Gov. Susana Martinez vetoed two bills and signed two more Friday afternoon. One bill Martinez vetoed dealt with the release of public databases through the state Inspection of Public Records Act (IPRA). Rep. Matthew McQueen introduced the bill after reading about problems one citizen had when requesting information from the New Mexico Interstate Stream Commision. That issue was reported by NM Political Report and co-published in the Santa Fe Reporter. Currently, IPRA allows agencies to release databases but also authorizes agency officials to make the requester agree “not to use the database for any political or commercial purpose unless the purposes and use is approved in writing by the state agency that created the database.” McQueen’s bill would have struck “political” from the law.
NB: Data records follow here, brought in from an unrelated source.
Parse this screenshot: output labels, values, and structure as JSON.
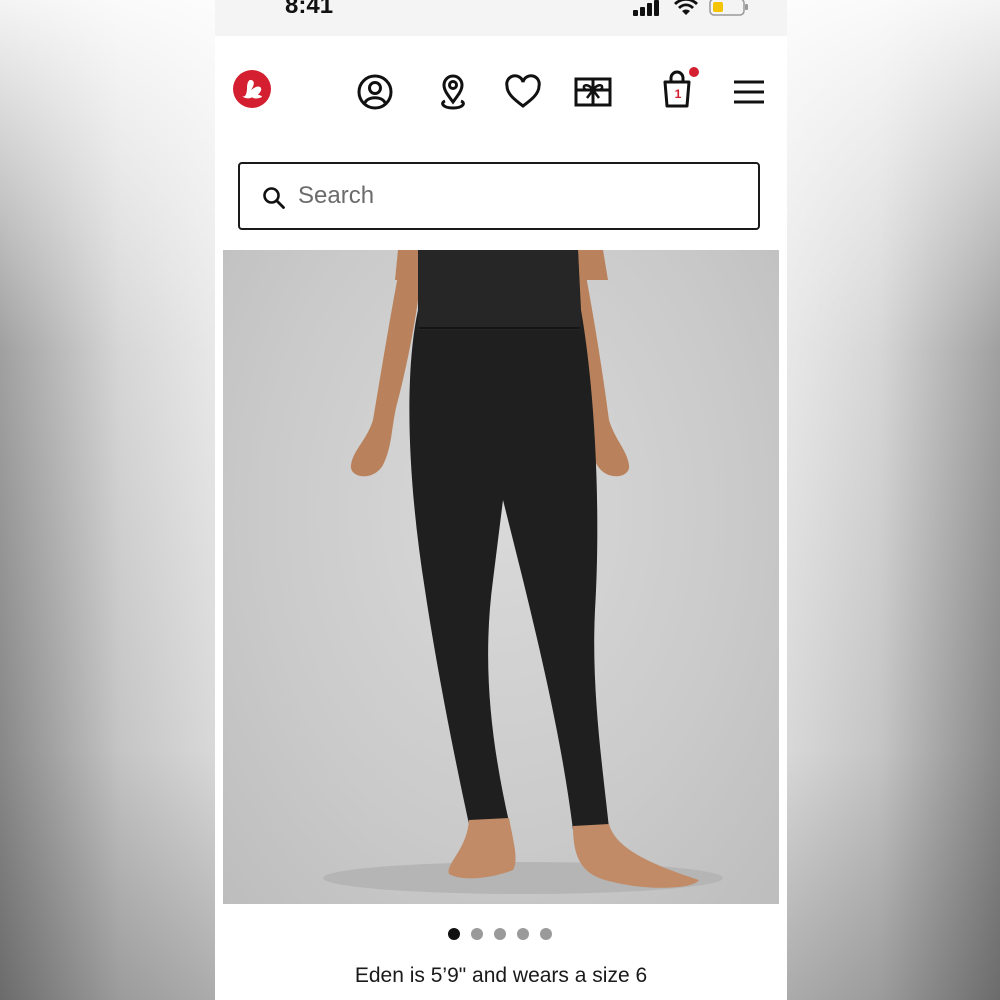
{
  "status_bar": {
    "time": "8:41"
  },
  "header": {
    "icons": [
      "logo-icon",
      "account-icon",
      "location-icon",
      "heart-icon",
      "gift-icon",
      "bag-icon",
      "menu-icon"
    ],
    "bag_count": "1",
    "brand_color": "#d31f2f"
  },
  "search": {
    "placeholder": "Search",
    "value": ""
  },
  "product": {
    "image": "black high-rise leggings on model",
    "carousel": {
      "total": 5,
      "active": 1
    },
    "model_caption": "Eden is 5’9\" and wears a size 6"
  }
}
Hopes of capping the amount that storefront lenders in New Mexico can charge in interest and fees waned Monday after a powerful lawmaker’s attempt to close a loophole in the bill met with cool resistance. House Bill 347 and a companion measure in the Senate represent the most significant movement in years by lawmakers to regulate an industry that consumer advocates say preys on poor people with annual rates that can climb as high as 9,000 percent on some loans. By capping most annual percentage rates at 175 percent, the bills have won backing from lobbyists for many storefront lenders and some consumer advocates who view it as a palatable compromise. But the proposal still prompted skepticism Monday in the House Judiciary Committee, which postponed a vote on the bill after House Speaker Brian Egolf asked the sponsors to eliminate an exception to the cap of 175 percent. This casts doubt on the proposal’s prospects as the legislative session enters its last 12 days.
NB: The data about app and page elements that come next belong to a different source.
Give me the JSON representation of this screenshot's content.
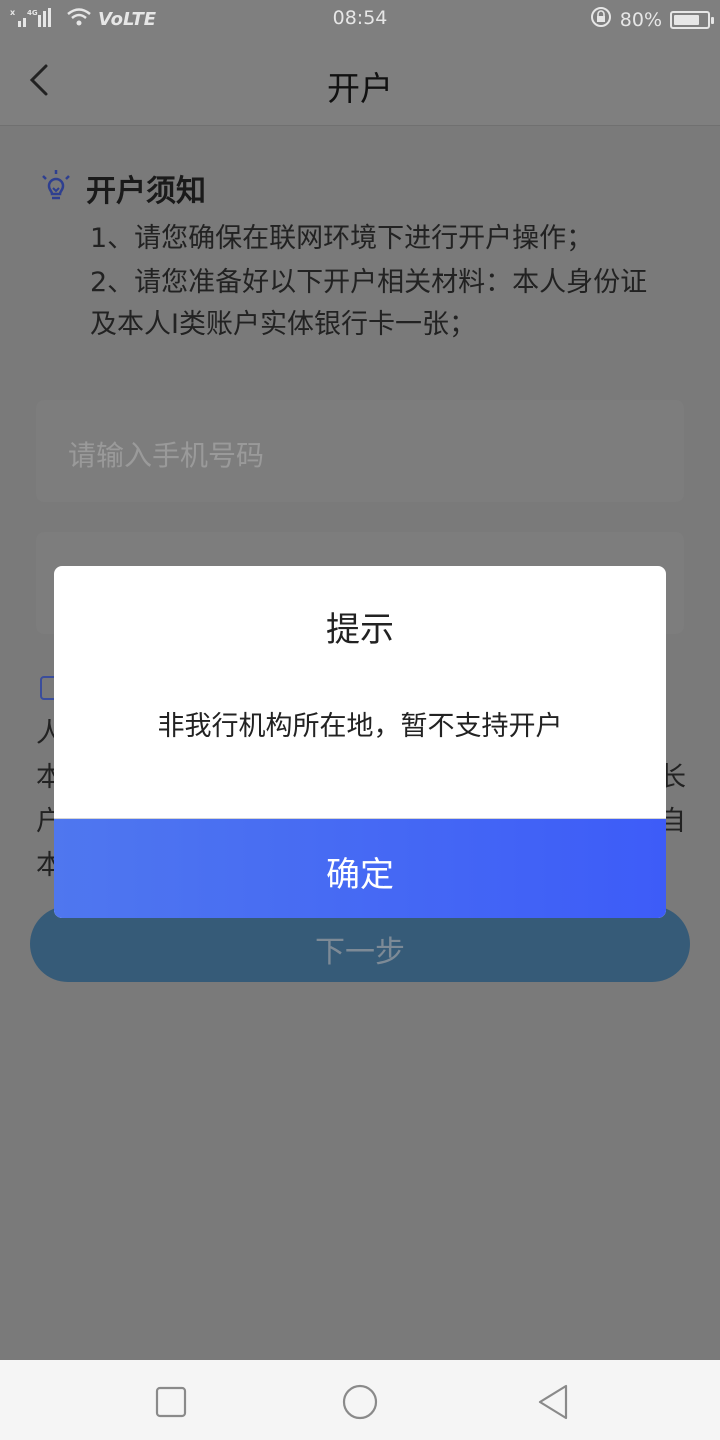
{
  "status_bar": {
    "network": "VoLTE",
    "signal_tag": "4G",
    "time": "08:54",
    "battery": "80%",
    "battery_level": 0.8
  },
  "nav": {
    "title": "开户"
  },
  "notice": {
    "title": "开户须知",
    "line1": "1、请您确保在联网环境下进行开户操作；",
    "line2": "2、请您准备好以下开户相关材料：本人身份证",
    "line3": "及本人I类账户实体银行卡一张；"
  },
  "form": {
    "phone_placeholder": "请输入手机号码"
  },
  "agreement_fragments": {
    "row1": "人",
    "row2_left": "本",
    "row2_right": "长",
    "row3_left": "户",
    "row3_right": "自",
    "row4_left": "本"
  },
  "next_button": "下一步",
  "dialog": {
    "title": "提示",
    "message": "非我行机构所在地，暂不支持开户",
    "confirm": "确定"
  },
  "colors": {
    "accent_start": "#4f77ef",
    "accent_end": "#3d5cf8",
    "next_button_bg": "#365b78",
    "overlay": "#7a7a7a"
  }
}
Solar energy companies would have to provide more information about the cost and energy savings on residential solar systems under a bill that passed the House of Representatives on Tuesday night by a large bipartisan margin. The House voted 56-6 to pass House Bill 199, sponsored by Rep. Debbie Rodella, D-Española. The bill now goes to the Senate, which last week approved a similar measure, Senate Bill 210, sponsored by Sen. Clemente Sanchez, D-Grants. Rodella told fellow House members that most solar companies have not been a problem. “But a few bad actors ruin it for everyone,” she said.
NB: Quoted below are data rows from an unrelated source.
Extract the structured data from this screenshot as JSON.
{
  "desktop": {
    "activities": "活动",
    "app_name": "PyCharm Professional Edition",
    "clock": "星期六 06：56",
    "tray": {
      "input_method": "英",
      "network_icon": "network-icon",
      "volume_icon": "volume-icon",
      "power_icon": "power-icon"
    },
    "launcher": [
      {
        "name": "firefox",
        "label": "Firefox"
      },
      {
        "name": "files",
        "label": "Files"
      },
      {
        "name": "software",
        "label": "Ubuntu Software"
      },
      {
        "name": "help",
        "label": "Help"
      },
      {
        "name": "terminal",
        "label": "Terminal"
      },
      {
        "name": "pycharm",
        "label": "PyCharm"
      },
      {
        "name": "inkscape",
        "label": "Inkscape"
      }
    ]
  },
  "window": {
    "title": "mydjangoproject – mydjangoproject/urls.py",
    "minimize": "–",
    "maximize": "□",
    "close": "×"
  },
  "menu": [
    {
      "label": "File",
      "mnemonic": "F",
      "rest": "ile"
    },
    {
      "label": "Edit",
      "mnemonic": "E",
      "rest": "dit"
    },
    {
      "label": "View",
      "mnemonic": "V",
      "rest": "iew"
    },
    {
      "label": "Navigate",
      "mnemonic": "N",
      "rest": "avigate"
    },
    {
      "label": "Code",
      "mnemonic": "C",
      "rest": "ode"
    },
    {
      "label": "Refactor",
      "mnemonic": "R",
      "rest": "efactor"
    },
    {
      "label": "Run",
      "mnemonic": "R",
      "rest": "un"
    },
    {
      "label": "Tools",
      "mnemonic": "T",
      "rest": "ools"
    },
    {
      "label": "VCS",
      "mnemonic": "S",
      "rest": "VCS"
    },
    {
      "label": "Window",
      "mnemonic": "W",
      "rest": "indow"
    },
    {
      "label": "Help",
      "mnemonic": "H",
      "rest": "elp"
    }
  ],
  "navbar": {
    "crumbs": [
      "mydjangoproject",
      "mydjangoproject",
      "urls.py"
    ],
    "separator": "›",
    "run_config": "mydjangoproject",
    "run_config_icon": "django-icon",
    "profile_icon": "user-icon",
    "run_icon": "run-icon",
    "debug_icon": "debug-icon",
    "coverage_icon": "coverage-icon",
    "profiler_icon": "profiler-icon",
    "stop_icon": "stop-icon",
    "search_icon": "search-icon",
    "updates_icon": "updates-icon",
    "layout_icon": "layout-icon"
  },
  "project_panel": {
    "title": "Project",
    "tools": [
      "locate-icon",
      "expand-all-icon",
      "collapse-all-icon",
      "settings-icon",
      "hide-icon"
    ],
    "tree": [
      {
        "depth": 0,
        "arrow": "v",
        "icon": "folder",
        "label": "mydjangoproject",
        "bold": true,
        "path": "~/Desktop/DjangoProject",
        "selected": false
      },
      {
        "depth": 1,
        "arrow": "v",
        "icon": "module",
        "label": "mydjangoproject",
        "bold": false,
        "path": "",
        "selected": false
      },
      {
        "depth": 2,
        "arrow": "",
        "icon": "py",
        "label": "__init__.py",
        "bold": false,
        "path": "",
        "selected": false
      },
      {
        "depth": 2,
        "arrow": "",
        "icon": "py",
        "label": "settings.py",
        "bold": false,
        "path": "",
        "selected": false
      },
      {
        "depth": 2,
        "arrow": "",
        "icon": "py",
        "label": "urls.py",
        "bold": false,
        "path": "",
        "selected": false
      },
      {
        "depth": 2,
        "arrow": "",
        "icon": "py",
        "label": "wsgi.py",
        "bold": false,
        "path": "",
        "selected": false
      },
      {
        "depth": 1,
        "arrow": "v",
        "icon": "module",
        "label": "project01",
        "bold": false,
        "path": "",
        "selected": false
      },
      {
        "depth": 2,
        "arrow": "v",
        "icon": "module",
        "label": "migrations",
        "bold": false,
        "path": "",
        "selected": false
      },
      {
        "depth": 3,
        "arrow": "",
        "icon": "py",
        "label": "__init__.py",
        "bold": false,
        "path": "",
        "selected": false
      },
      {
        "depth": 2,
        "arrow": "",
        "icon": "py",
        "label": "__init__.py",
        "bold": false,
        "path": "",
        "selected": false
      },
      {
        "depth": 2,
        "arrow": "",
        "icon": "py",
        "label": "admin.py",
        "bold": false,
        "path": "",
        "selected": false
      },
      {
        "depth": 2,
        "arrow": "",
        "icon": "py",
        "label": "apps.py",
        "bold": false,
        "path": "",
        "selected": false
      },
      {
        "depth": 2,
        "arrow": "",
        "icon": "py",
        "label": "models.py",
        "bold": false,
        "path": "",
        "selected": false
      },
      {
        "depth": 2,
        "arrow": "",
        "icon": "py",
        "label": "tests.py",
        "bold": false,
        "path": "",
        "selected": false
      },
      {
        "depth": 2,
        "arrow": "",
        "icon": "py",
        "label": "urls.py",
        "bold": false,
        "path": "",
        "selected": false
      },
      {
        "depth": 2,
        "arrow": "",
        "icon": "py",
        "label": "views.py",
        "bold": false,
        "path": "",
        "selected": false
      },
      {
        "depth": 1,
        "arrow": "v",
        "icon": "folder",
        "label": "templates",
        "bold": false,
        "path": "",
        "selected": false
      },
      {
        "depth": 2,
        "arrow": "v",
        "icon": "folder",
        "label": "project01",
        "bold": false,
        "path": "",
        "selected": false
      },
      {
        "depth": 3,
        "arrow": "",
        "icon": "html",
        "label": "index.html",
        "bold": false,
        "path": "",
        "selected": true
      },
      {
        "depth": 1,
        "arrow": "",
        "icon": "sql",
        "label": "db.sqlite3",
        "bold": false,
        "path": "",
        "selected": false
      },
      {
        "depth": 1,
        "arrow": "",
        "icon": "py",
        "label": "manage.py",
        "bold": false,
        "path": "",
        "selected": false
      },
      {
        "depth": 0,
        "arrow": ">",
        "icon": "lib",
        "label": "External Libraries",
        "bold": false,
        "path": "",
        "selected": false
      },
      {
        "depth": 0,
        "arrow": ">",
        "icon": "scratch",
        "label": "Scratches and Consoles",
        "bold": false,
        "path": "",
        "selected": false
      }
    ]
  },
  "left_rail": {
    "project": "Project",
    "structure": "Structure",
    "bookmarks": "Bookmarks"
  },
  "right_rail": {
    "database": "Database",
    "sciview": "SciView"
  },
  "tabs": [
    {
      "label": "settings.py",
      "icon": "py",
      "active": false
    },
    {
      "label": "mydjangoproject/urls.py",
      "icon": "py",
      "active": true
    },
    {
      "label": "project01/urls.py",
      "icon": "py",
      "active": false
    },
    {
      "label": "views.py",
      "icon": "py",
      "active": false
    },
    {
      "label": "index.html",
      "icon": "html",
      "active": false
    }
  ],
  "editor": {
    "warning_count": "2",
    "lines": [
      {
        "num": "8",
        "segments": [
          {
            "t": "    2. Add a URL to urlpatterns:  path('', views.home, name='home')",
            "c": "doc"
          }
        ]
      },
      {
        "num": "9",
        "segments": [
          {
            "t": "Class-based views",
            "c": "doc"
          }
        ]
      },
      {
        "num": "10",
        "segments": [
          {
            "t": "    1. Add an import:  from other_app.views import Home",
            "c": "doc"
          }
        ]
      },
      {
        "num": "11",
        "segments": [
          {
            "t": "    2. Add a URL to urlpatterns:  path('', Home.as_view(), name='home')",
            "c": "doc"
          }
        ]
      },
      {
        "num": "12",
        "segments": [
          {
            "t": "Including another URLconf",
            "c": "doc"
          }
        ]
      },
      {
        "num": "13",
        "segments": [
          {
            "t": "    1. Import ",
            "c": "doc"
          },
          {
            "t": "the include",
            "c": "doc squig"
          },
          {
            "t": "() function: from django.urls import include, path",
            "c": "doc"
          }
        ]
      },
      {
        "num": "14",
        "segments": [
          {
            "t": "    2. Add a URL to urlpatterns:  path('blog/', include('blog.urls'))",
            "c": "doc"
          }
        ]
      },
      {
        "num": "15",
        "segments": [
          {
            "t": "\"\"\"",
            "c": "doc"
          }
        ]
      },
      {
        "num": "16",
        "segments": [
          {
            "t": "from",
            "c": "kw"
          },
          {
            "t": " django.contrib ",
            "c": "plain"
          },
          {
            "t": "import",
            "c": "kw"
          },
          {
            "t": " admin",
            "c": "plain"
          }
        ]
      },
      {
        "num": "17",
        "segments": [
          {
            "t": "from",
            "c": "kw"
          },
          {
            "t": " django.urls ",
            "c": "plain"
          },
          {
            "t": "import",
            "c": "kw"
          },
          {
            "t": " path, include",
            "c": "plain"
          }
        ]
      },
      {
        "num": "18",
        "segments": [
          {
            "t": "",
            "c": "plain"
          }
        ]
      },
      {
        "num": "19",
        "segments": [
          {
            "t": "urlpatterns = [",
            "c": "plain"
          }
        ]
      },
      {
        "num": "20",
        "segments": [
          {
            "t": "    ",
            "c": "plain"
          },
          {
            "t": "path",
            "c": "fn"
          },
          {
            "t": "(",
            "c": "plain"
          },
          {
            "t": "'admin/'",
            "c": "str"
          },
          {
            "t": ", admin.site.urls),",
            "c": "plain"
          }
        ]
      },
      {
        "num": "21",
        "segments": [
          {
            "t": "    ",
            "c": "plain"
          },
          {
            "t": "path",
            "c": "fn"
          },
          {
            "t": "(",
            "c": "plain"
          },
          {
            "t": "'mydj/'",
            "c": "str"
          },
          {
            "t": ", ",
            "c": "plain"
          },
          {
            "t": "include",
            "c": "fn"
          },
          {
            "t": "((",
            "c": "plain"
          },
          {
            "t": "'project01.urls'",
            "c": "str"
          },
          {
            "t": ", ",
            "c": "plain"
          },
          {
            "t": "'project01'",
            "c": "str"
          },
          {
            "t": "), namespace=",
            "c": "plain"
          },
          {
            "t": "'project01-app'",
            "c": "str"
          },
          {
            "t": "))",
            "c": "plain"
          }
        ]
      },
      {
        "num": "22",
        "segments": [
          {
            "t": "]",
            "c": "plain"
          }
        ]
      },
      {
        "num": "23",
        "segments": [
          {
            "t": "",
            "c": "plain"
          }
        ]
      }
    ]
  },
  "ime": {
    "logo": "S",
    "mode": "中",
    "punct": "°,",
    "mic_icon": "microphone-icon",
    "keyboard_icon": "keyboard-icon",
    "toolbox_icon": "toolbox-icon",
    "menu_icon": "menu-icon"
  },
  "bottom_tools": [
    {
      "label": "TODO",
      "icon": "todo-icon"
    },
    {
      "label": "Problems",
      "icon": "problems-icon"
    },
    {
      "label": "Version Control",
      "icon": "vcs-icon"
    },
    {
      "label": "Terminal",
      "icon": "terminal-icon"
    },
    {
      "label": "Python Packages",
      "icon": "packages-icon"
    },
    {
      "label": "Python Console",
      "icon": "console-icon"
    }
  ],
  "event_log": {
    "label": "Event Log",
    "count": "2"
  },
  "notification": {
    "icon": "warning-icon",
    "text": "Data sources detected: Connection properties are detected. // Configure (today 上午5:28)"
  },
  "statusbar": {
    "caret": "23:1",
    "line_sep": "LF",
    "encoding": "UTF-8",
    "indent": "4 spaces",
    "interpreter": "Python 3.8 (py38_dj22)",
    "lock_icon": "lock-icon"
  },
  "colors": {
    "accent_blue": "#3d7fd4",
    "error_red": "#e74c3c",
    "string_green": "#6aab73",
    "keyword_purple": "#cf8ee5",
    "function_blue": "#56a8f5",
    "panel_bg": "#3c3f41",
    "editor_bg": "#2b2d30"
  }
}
Memorials to honor veterans, Bernalillo County public safety officers and gun violence victims.
“Shade structures” at schools and parks. Improvements for tracks, baseball fields, and basketball and tennis courts and baseball fields. This piece originally appeared at New Mexico In Depth and is reprinted with permission. Those are some of the “infrastructure” projects lawmakers funded by divvying up capital outlay money in 2016. Meanwhile, a state-owned reintegration center for troubled young people in Eagle Nest requested $673,400 last year for renovations.